In the material below, find each line with the word "mention" and copy it.
** Opening DATA FOR ANALYSIS block **
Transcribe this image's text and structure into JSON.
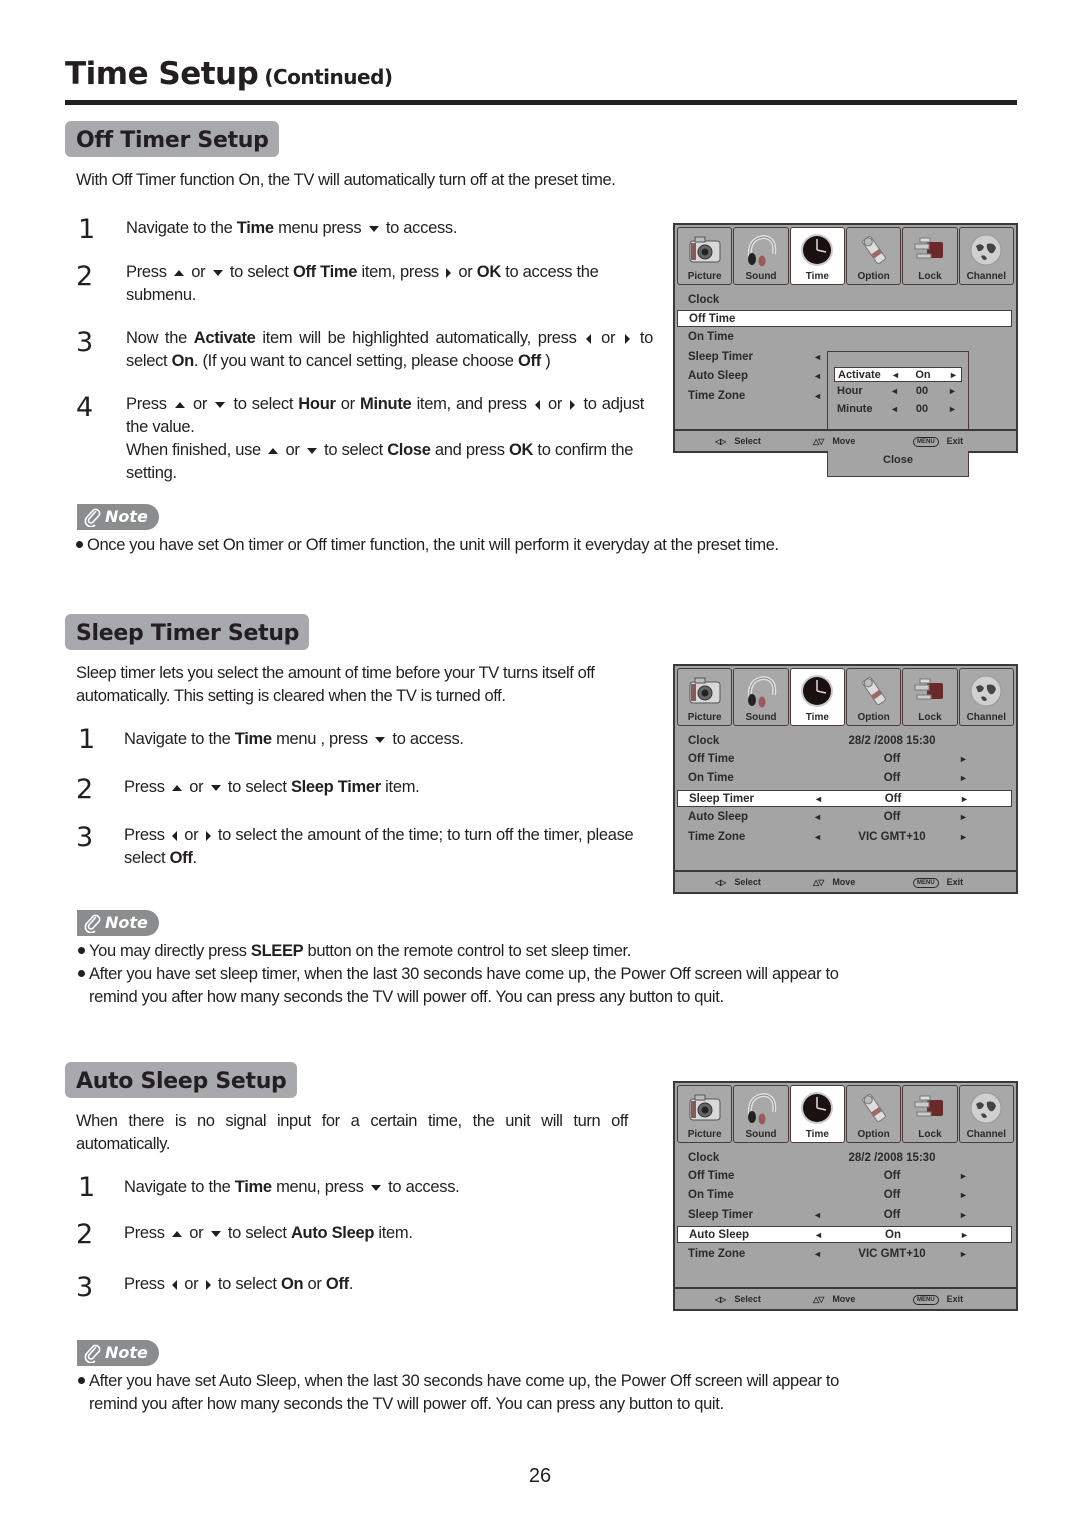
{
  "header": {
    "title": "Time Setup",
    "continued": "(Continued)"
  },
  "off_timer": {
    "heading": "Off Timer Setup",
    "intro": "With Off Timer function On, the TV will automatically turn off at the preset time.",
    "steps": [
      {
        "num": "1",
        "parts": [
          "Navigate to the ",
          "Time",
          " menu  press ",
          "[down]",
          " to access."
        ]
      },
      {
        "num": "2",
        "parts": [
          "Press ",
          "[up]",
          " or ",
          "[down]",
          " to select ",
          "Off Time",
          " item, press ",
          "[right]",
          " or ",
          "OK",
          " to access the submenu."
        ]
      },
      {
        "num": "3",
        "parts": [
          "Now the ",
          "Activate",
          " item will be highlighted automatically, press ",
          "[left]",
          " or ",
          "[right]",
          " to select ",
          "On",
          ". (If you want to cancel setting, please choose ",
          "Off",
          " )"
        ]
      },
      {
        "num": "4",
        "parts": [
          "Press ",
          "[up]",
          " or ",
          "[down]",
          " to select ",
          "Hour",
          " or ",
          "Minute",
          " item, and press ",
          "[left]",
          " or ",
          "[right]",
          " to adjust the value."
        ]
      }
    ],
    "step4_continuation": [
      "When finished, use ",
      "[up]",
      " or ",
      "[down]",
      " to select ",
      "Close",
      " and press ",
      "OK",
      " to confirm the setting."
    ],
    "note_label": "Note",
    "notes": [
      "Once you have set On timer or Off timer function, the unit will perform it everyday at the preset time."
    ]
  },
  "sleep_timer": {
    "heading": "Sleep Timer Setup",
    "intro": "Sleep timer lets you select the amount of time before your TV turns itself off automatically. This setting is cleared when the TV is turned off.",
    "steps": [
      {
        "num": "1",
        "parts": [
          "Navigate to the ",
          "Time",
          " menu , press ",
          "[down]",
          " to access."
        ]
      },
      {
        "num": "2",
        "parts": [
          "Press ",
          "[up]",
          " or ",
          "[down]",
          " to select ",
          "Sleep Timer",
          " item."
        ]
      },
      {
        "num": "3",
        "parts": [
          "Press ",
          "[left]",
          " or ",
          "[right]",
          " to select the amount of the time; to turn off the timer, please select ",
          "Off",
          "."
        ]
      }
    ],
    "note_label": "Note",
    "notes": [
      {
        "parts": [
          "You may directly press ",
          "SLEEP",
          " button on the remote control to set sleep timer."
        ]
      },
      {
        "parts": [
          "After you have set sleep timer, when the last 30 seconds have come up, the Power Off screen will appear to remind you after how many seconds the TV will power off. You can press any button to quit."
        ]
      }
    ]
  },
  "auto_sleep": {
    "heading": "Auto Sleep Setup",
    "intro": "When there is no signal input for a certain time, the unit will turn off automatically.",
    "steps": [
      {
        "num": "1",
        "parts": [
          "Navigate to the ",
          "Time",
          " menu,  press ",
          "[down]",
          " to access."
        ]
      },
      {
        "num": "2",
        "parts": [
          "Press ",
          "[up]",
          " or ",
          "[down]",
          " to select ",
          "Auto Sleep",
          " item."
        ]
      },
      {
        "num": "3",
        "parts": [
          "Press ",
          "[left]",
          " or ",
          "[right]",
          " to select ",
          "On",
          " or ",
          "Off",
          "."
        ]
      }
    ],
    "note_label": "Note",
    "notes": [
      "After you have set Auto Sleep, when the last 30 seconds have come up, the Power Off screen will appear to remind you after how many seconds the TV will power off. You can press any button to quit."
    ]
  },
  "osd": {
    "tabs": [
      {
        "label": "Picture",
        "icon": "camera-icon"
      },
      {
        "label": "Sound",
        "icon": "headphones-icon"
      },
      {
        "label": "Time",
        "icon": "clock-icon"
      },
      {
        "label": "Option",
        "icon": "tools-icon"
      },
      {
        "label": "Lock",
        "icon": "lock-icon"
      },
      {
        "label": "Channel",
        "icon": "globe-icon"
      }
    ],
    "active_tab": "Time",
    "footer": {
      "select_icon": "◁▷",
      "select": "Select",
      "move_icon": "△▽",
      "move": "Move",
      "menu_icon": "MENU",
      "exit": "Exit"
    },
    "left_arrow": "◄",
    "right_arrow": "►",
    "screen1": {
      "rows": [
        {
          "label": "Clock",
          "value": "",
          "left": false,
          "right": false
        },
        {
          "label": "Off Time",
          "value": "",
          "left": false,
          "right": false,
          "selected": true
        },
        {
          "label": "On Time",
          "value": "",
          "left": false,
          "right": false
        },
        {
          "label": "Sleep Timer",
          "value": "",
          "left": true,
          "right": false
        },
        {
          "label": "Auto Sleep",
          "value": "",
          "left": true,
          "right": false
        },
        {
          "label": "Time Zone",
          "value": "",
          "left": true,
          "right": false
        }
      ],
      "popup": {
        "rows": [
          {
            "label": "Activate",
            "value": "On",
            "selected": true
          },
          {
            "label": "Hour",
            "value": "00"
          },
          {
            "label": "Minute",
            "value": "00"
          }
        ],
        "close": "Close"
      }
    },
    "screen2": {
      "rows": [
        {
          "label": "Clock",
          "value": "28/2  /2008 15:30",
          "left": false,
          "right": false
        },
        {
          "label": "Off Time",
          "value": "Off",
          "left": false,
          "right": true
        },
        {
          "label": "On Time",
          "value": "Off",
          "left": false,
          "right": true
        },
        {
          "label": "Sleep Timer",
          "value": "Off",
          "left": true,
          "right": true,
          "selected": true
        },
        {
          "label": "Auto Sleep",
          "value": "Off",
          "left": true,
          "right": true
        },
        {
          "label": "Time Zone",
          "value": "VIC GMT+10",
          "left": true,
          "right": true
        }
      ]
    },
    "screen3": {
      "rows": [
        {
          "label": "Clock",
          "value": "28/2  /2008 15:30",
          "left": false,
          "right": false
        },
        {
          "label": "Off Time",
          "value": "Off",
          "left": false,
          "right": true
        },
        {
          "label": "On Time",
          "value": "Off",
          "left": false,
          "right": true
        },
        {
          "label": "Sleep Timer",
          "value": "Off",
          "left": true,
          "right": true
        },
        {
          "label": "Auto Sleep",
          "value": "On",
          "left": true,
          "right": true,
          "selected": true
        },
        {
          "label": "Time Zone",
          "value": "VIC GMT+10",
          "left": true,
          "right": true
        }
      ]
    }
  },
  "page_number": "26"
}
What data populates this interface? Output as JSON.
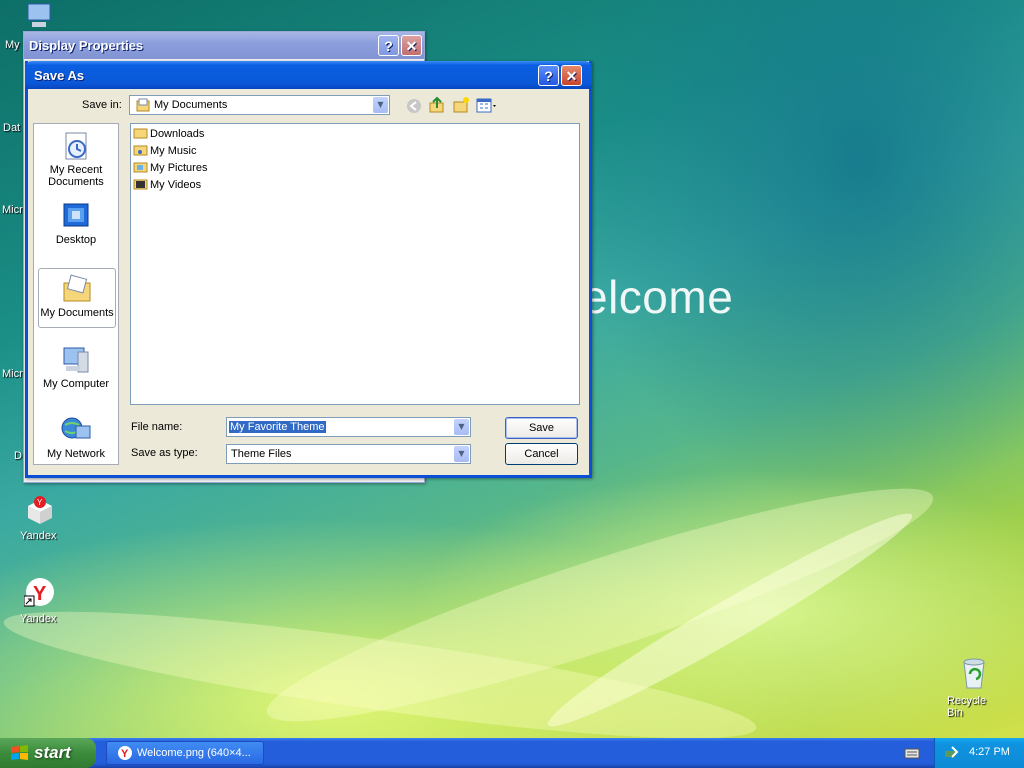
{
  "desktop": {
    "welcome_text": "elcome",
    "icons_left_partial": [
      "My",
      "Dat",
      "Micro C",
      "Micro B",
      "D"
    ],
    "yandex1_label": "Yandex",
    "yandex2_label": "Yandex",
    "recycle_label": "Recycle Bin"
  },
  "display_props": {
    "title": "Display Properties",
    "help": "?",
    "close": "✕"
  },
  "save_as": {
    "title": "Save As",
    "help": "?",
    "close": "✕",
    "save_in_label": "Save in:",
    "save_in_value": "My Documents",
    "places": [
      {
        "label1": "My Recent",
        "label2": "Documents"
      },
      {
        "label1": "Desktop",
        "label2": ""
      },
      {
        "label1": "My Documents",
        "label2": ""
      },
      {
        "label1": "My Computer",
        "label2": ""
      },
      {
        "label1": "My Network",
        "label2": ""
      }
    ],
    "files": [
      "Downloads",
      "My Music",
      "My Pictures",
      "My Videos"
    ],
    "file_name_label": "File name:",
    "file_name_value": "My Favorite Theme",
    "save_as_type_label": "Save as type:",
    "save_as_type_value": "Theme Files",
    "save_button": "Save",
    "cancel_button": "Cancel"
  },
  "taskbar": {
    "start_label": "start",
    "task_label": "Welcome.png (640×4...",
    "clock": "4:27 PM"
  },
  "colors": {
    "titlebar": "#0a5fe0",
    "selection": "#316ac5"
  }
}
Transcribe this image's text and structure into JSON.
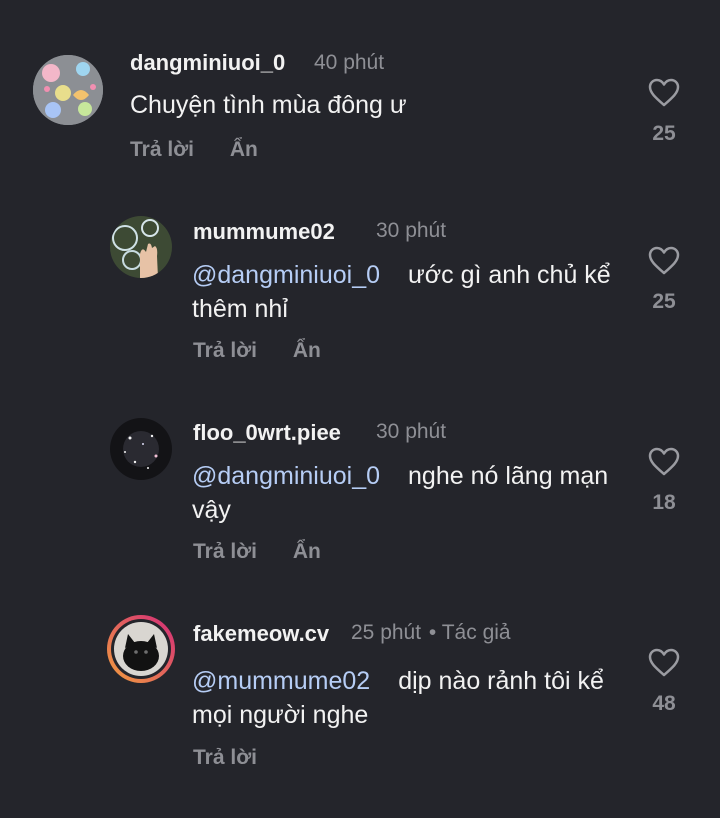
{
  "comments": [
    {
      "username": "dangminiuoi_0",
      "time": "40 phút",
      "mention": "",
      "text": "Chuyện tình mùa đông ư",
      "reply": "Trả lời",
      "hide": "Ẩn",
      "likes": "25",
      "avatar": "avatar-sticker-collage"
    },
    {
      "username": "mummume02",
      "time": "30 phút",
      "mention": "@dangminiuoi_0",
      "text": "ước gì anh chủ kể thêm nhỉ",
      "reply": "Trả lời",
      "hide": "Ẩn",
      "likes": "25",
      "avatar": "avatar-hand-bubbles"
    },
    {
      "username": "floo_0wrt.piee",
      "time": "30 phút",
      "mention": "@dangminiuoi_0",
      "text": "nghe nó lãng mạn vậy",
      "reply": "Trả lời",
      "hide": "Ẩn",
      "likes": "18",
      "avatar": "avatar-dark-sparkle"
    },
    {
      "username": "fakemeow.cv",
      "time": "25 phút",
      "author_tag": "• Tác giả",
      "mention": "@mummume02",
      "text": "dịp nào rảnh tôi kể mọi người nghe",
      "reply": "Trả lời",
      "likes": "48",
      "avatar": "avatar-black-cat-story-ring"
    }
  ],
  "colors": {
    "background": "#24252b",
    "primary_text": "#f2f2f2",
    "secondary_text": "#8e8f95",
    "mention": "#b6cdf5",
    "story_ring_start": "#f2a03d",
    "story_ring_end": "#d3297a"
  }
}
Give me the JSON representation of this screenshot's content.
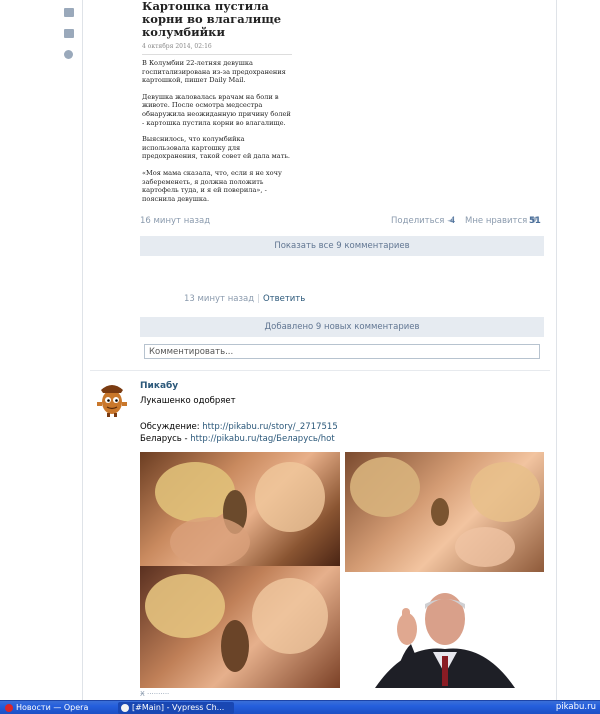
{
  "article": {
    "title": "Картошка пустила корни во влагалище колумбийки",
    "date": "4 октября 2014, 02:16",
    "paragraphs": [
      "В Колумбии 22-летняя девушка госпитализирована из-за предохранения картошкой, пишет Daily Mail.",
      "Девушка жаловалась врачам на боли в животе. После осмотра медсестра обнаружила неожиданную причину болей - картошка пустила корни во влагалище.",
      "Выяснилось, что колумбийка использовала картошку для предохранения, такой совет ей дала мать.",
      "«Моя мама сказала, что, если я не хочу забеременеть, я должна положить картофель туда, и я ей поверила», - пояснила девушка."
    ]
  },
  "post_meta": {
    "time": "16 минут назад",
    "share_label": "Поделиться",
    "share_count": "4",
    "like_label": "Мне нравится",
    "like_count": "51"
  },
  "show_all_comments": "Показать все 9 комментариев",
  "reply_row": {
    "time": "13 минут назад",
    "separator": "|",
    "reply_label": "Ответить"
  },
  "new_comments": "Добавлено 9 новых комментариев",
  "comment_input": {
    "placeholder": "Комментировать..."
  },
  "post": {
    "author": "Пикабу",
    "line1": "Лукашенко одобряет",
    "discussion_label": "Обсуждение: ",
    "discussion_link": "http://pikabu.ru/story/_2717515",
    "belarus_label": "Беларусь - ",
    "belarus_link": "http://pikabu.ru/tag/Беларусь/hot"
  },
  "taskbar": {
    "item1": "Новости — Opera",
    "item2": "[#Main] - Vypress Ch..."
  },
  "watermark": "pikabu.ru",
  "colors": {
    "link": "#2b587a",
    "grey_bar": "#e6ebf1",
    "meta": "#8a9aad",
    "taskbar": "#245edc"
  }
}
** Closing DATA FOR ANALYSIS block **
> _SOLUTION FOR THIS EXERCISE_
      "mention": "",
      "mention": "@dangminiuoi_0",
      "mention": "@dangminiuoi_0",
      "mention": "@mummume02",
    "mention": "#b6cdf5",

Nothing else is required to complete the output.